EXERCISE DIRECTIONS :: Give the records below again exactly, and exclude each picture.

SOURCE RECORDS ::

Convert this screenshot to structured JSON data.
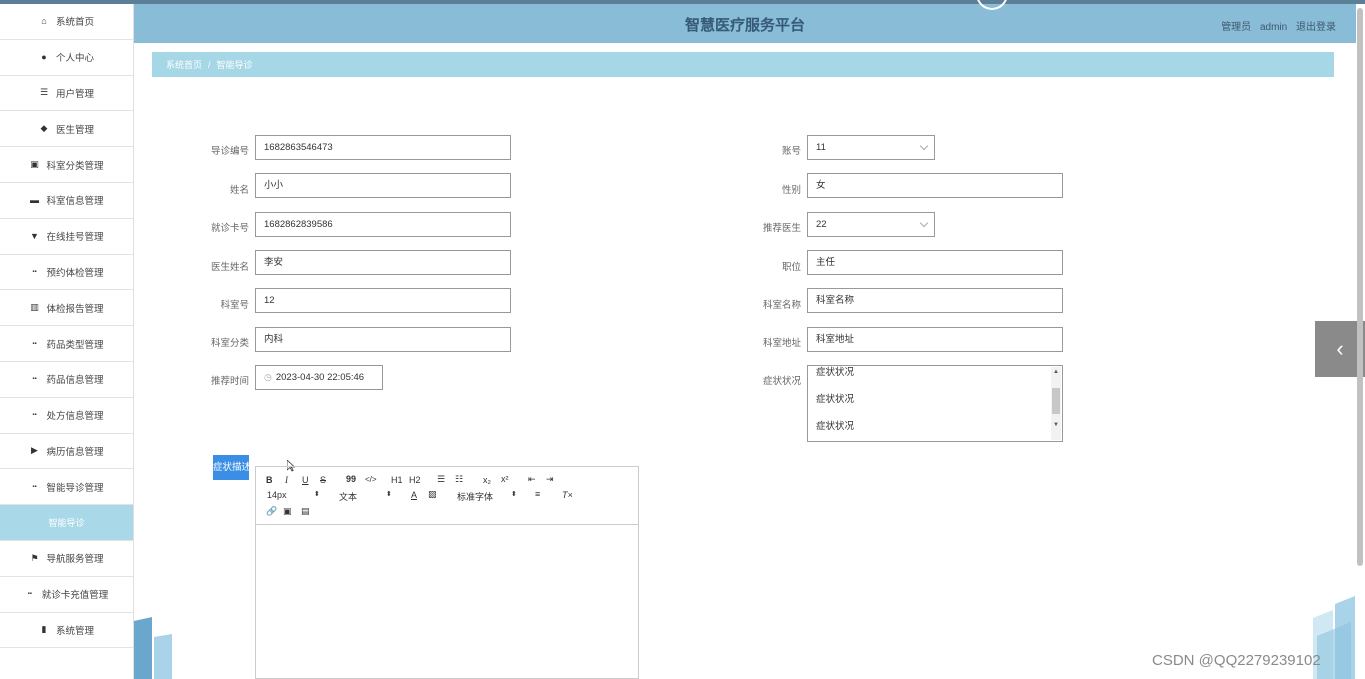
{
  "header": {
    "title": "智慧医疗服务平台",
    "user_role": "管理员",
    "user_name": "admin",
    "logout": "退出登录"
  },
  "sidebar": {
    "items": [
      {
        "label": "系统首页",
        "icon": "home-icon"
      },
      {
        "label": "个人中心",
        "icon": "user-icon"
      },
      {
        "label": "用户管理",
        "icon": "list-icon"
      },
      {
        "label": "医生管理",
        "icon": "leaf-icon"
      },
      {
        "label": "科室分类管理",
        "icon": "clipboard-icon"
      },
      {
        "label": "科室信息管理",
        "icon": "briefcase-icon"
      },
      {
        "label": "在线挂号管理",
        "icon": "pin-icon"
      },
      {
        "label": "预约体检管理",
        "icon": "grid-icon"
      },
      {
        "label": "体检报告管理",
        "icon": "building-icon"
      },
      {
        "label": "药品类型管理",
        "icon": "grid-icon"
      },
      {
        "label": "药品信息管理",
        "icon": "grid-icon"
      },
      {
        "label": "处方信息管理",
        "icon": "grid-icon"
      },
      {
        "label": "病历信息管理",
        "icon": "video-icon"
      },
      {
        "label": "智能导诊管理",
        "icon": "grid-icon"
      },
      {
        "label": "智能导诊",
        "icon": "",
        "sub": true
      },
      {
        "label": "导航服务管理",
        "icon": "flag-icon"
      },
      {
        "label": "就诊卡充值管理",
        "icon": "grid-icon"
      },
      {
        "label": "系统管理",
        "icon": "bar-chart-icon"
      }
    ]
  },
  "breadcrumb": {
    "home": "系统首页",
    "separator": "/",
    "current": "智能导诊"
  },
  "form": {
    "guide_no": {
      "label": "导诊编号",
      "value": "1682863546473"
    },
    "name": {
      "label": "姓名",
      "value": "小小"
    },
    "card_no": {
      "label": "就诊卡号",
      "value": "1682862839586"
    },
    "doctor_name": {
      "label": "医生姓名",
      "value": "李安"
    },
    "dept_no": {
      "label": "科室号",
      "value": "12"
    },
    "dept_category": {
      "label": "科室分类",
      "value": "内科"
    },
    "recommend_time": {
      "label": "推荐时间",
      "value": "2023-04-30 22:05:46"
    },
    "account": {
      "label": "账号",
      "value": "11"
    },
    "gender": {
      "label": "性别",
      "value": "女"
    },
    "recommend_doctor": {
      "label": "推荐医生",
      "value": "22"
    },
    "position": {
      "label": "职位",
      "value": "主任"
    },
    "dept_name": {
      "label": "科室名称",
      "value": "科室名称"
    },
    "dept_address": {
      "label": "科室地址",
      "value": "科室地址"
    },
    "symptoms": {
      "label": "症状状况",
      "lines": [
        "症状状况",
        "症状状况",
        "症状状况"
      ]
    },
    "symptom_desc": {
      "label": "症状描述"
    }
  },
  "editor": {
    "bold": "B",
    "italic": "I",
    "underline": "U",
    "strike": "S",
    "quote": "99",
    "code": "</>",
    "h1": "H1",
    "h2": "H2",
    "sub": "x₂",
    "sup": "x²",
    "font_size": "14px",
    "text_type": "文本",
    "font_family": "标准字体",
    "font_color": "A"
  },
  "watermark": "CSDN @QQ2279239102"
}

EXERCISE SOLUTION ::
Convert this screenshot to structured JSON data.
{
  "header": {
    "title": "智慧医疗服务平台",
    "user_role": "管理员",
    "user_name": "admin",
    "logout": "退出登录"
  },
  "sidebar": {
    "items": [
      {
        "label": "系统首页",
        "icon": "home-icon"
      },
      {
        "label": "个人中心",
        "icon": "user-icon"
      },
      {
        "label": "用户管理",
        "icon": "list-icon"
      },
      {
        "label": "医生管理",
        "icon": "leaf-icon"
      },
      {
        "label": "科室分类管理",
        "icon": "clipboard-icon"
      },
      {
        "label": "科室信息管理",
        "icon": "briefcase-icon"
      },
      {
        "label": "在线挂号管理",
        "icon": "pin-icon"
      },
      {
        "label": "预约体检管理",
        "icon": "grid-icon"
      },
      {
        "label": "体检报告管理",
        "icon": "building-icon"
      },
      {
        "label": "药品类型管理",
        "icon": "grid-icon"
      },
      {
        "label": "药品信息管理",
        "icon": "grid-icon"
      },
      {
        "label": "处方信息管理",
        "icon": "grid-icon"
      },
      {
        "label": "病历信息管理",
        "icon": "video-icon"
      },
      {
        "label": "智能导诊管理",
        "icon": "grid-icon"
      },
      {
        "label": "智能导诊",
        "icon": "",
        "sub": true
      },
      {
        "label": "导航服务管理",
        "icon": "flag-icon"
      },
      {
        "label": "就诊卡充值管理",
        "icon": "grid-icon"
      },
      {
        "label": "系统管理",
        "icon": "bar-chart-icon"
      }
    ]
  },
  "breadcrumb": {
    "home": "系统首页",
    "separator": "/",
    "current": "智能导诊"
  },
  "form": {
    "guide_no": {
      "label": "导诊编号",
      "value": "1682863546473"
    },
    "name": {
      "label": "姓名",
      "value": "小小"
    },
    "card_no": {
      "label": "就诊卡号",
      "value": "1682862839586"
    },
    "doctor_name": {
      "label": "医生姓名",
      "value": "李安"
    },
    "dept_no": {
      "label": "科室号",
      "value": "12"
    },
    "dept_category": {
      "label": "科室分类",
      "value": "内科"
    },
    "recommend_time": {
      "label": "推荐时间",
      "value": "2023-04-30 22:05:46"
    },
    "account": {
      "label": "账号",
      "value": "11"
    },
    "gender": {
      "label": "性别",
      "value": "女"
    },
    "recommend_doctor": {
      "label": "推荐医生",
      "value": "22"
    },
    "position": {
      "label": "职位",
      "value": "主任"
    },
    "dept_name": {
      "label": "科室名称",
      "value": "科室名称"
    },
    "dept_address": {
      "label": "科室地址",
      "value": "科室地址"
    },
    "symptoms": {
      "label": "症状状况",
      "lines": [
        "症状状况",
        "症状状况",
        "症状状况"
      ]
    },
    "symptom_desc": {
      "label": "症状描述"
    }
  },
  "editor": {
    "bold": "B",
    "italic": "I",
    "underline": "U",
    "strike": "S",
    "quote": "99",
    "code": "</>",
    "h1": "H1",
    "h2": "H2",
    "sub": "x₂",
    "sup": "x²",
    "font_size": "14px",
    "text_type": "文本",
    "font_family": "标准字体",
    "font_color": "A"
  },
  "watermark": "CSDN @QQ2279239102"
}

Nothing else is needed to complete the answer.